Offensive tackle Caedan Wallace has already been provided permanent total disability insurance, which gives him benefits if he’s no longer able to work, or in this case, play football. Defensive tackle D’Von Ellies has also been signed to the collective.

“Insurance is not easy to get for football players. You have to have a certain amount of potential earning power with your game to be able to get that insurance, but a really good agent can maybe push those boundaries a little bit so we were able to secure Caedan Wallace insurance,” Krentzman said.

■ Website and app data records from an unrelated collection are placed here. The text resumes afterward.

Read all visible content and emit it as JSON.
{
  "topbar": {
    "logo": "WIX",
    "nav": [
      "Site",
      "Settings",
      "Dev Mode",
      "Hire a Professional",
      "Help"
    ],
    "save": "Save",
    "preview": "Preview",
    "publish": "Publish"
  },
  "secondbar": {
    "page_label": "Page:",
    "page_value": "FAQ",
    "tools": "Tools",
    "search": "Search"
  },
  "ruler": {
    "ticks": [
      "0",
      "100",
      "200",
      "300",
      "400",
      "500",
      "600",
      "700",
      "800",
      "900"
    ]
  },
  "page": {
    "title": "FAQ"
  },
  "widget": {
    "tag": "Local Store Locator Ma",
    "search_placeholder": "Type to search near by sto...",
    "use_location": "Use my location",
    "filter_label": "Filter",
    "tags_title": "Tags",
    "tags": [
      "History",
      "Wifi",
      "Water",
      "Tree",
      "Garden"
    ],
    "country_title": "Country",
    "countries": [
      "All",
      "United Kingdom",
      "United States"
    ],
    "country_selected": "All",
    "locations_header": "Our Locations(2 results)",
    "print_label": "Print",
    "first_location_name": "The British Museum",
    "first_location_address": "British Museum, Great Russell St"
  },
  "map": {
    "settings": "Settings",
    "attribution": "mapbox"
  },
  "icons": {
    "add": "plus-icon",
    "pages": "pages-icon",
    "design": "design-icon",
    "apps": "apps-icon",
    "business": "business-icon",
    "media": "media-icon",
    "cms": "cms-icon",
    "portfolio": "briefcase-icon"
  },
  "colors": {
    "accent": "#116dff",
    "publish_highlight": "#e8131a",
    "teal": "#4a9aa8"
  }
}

NIL collectives don’t only benefit athletes, either. All three collectives offer benefits to those who choose to subscribe or donate, including autographed memorabilia, exclusive content and discounts.

Certain demographics, especially older generations, are more accepting of NIL and willing to donate than others, though.

Since the NIL landscape is still very new relative to when college football was invented, a lot of people still haven’t completely bought into the new change to college sports. Toniatti recalled his time in college “being told to stay away from the student-athletes” because of the strict NCAA rules.

That’s something that all three collectives are trying to change but have struggled with so far, especially at Penn State. According to Krentzman, the resistance at Penn State “runs deeper than many, many other schools.”

As a result, the collectives have stressed the importance of marketing in general, but with older demographics in mind. Success With Honor has put advertisements on the scoreboard in Beaver Stadium, and the collective’s namesake is based off of a Joe Paterno phrase that “older people remember.”

“We are doing it through media, through Bellisario [College of Communications] and social media,” Toniatti said.

The presence of the three collectives has already given athletes across all sports more opportunity to profit off of their name, image and likeness, but the collectives themselves haven’t really found a way to collaborate with each other yet.

Maybe contrary to what some people might believe, the competition over sponsoring athletes isn’t cutthroat, as all three collectives share the same goal of benefitting the athletes. However, they haven’t been able to find a way to collaborate yet.

“[Lions Legacy Club and us] had discussions for a while,” Krentzman said, adding that We Are NIL and Lions Legacy Club considered merging. “I think less [collectives] is better, rather than duplicating a lot of the same efforts. It would’ve been efficient, and frankly, I think it would’ve simplified things.”

If you're interested in submitting a Letter to the Editor, click here.